Exercise inputs Block Start

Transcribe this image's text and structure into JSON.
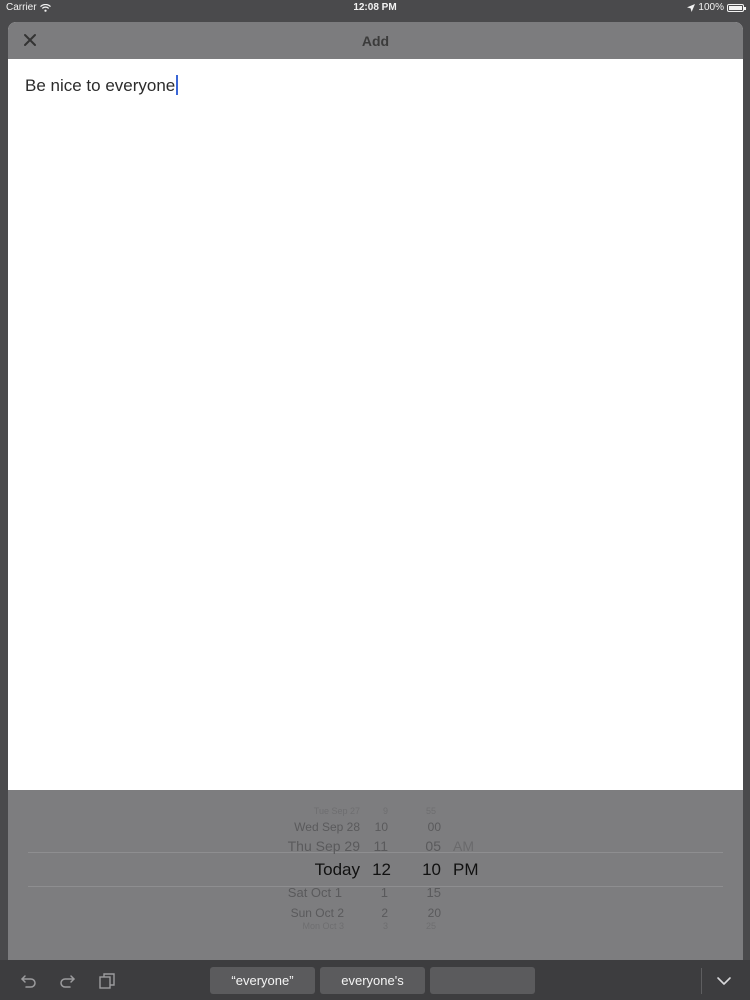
{
  "status_bar": {
    "carrier": "Carrier",
    "time": "12:08 PM",
    "battery": "100%"
  },
  "nav": {
    "title": "Add",
    "close_icon": "close-icon"
  },
  "editor": {
    "text": "Be nice to everyone"
  },
  "picker": {
    "dates": [
      "Tue Sep 27",
      "Wed Sep 28",
      "Thu Sep 29",
      "Today",
      "Sat Oct 1",
      "Sun Oct 2",
      "Mon Oct 3"
    ],
    "hours": [
      "9",
      "10",
      "11",
      "12",
      "1",
      "2",
      "3"
    ],
    "minutes": [
      "55",
      "00",
      "05",
      "10",
      "15",
      "20",
      "25"
    ],
    "ampm": [
      "AM",
      "PM"
    ],
    "selected": {
      "date": "Today",
      "hour": "12",
      "minute": "10",
      "ampm": "PM"
    }
  },
  "keyboard_bar": {
    "suggestions": [
      "“everyone”",
      "everyone's",
      ""
    ],
    "icons": [
      "undo-icon",
      "redo-icon",
      "paste-icon",
      "dismiss-keyboard-icon"
    ]
  }
}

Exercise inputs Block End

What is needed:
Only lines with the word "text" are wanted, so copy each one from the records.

Exercise output:
Transcribe this image's text and structure into JSON.
    "text": "Be nice to everyone"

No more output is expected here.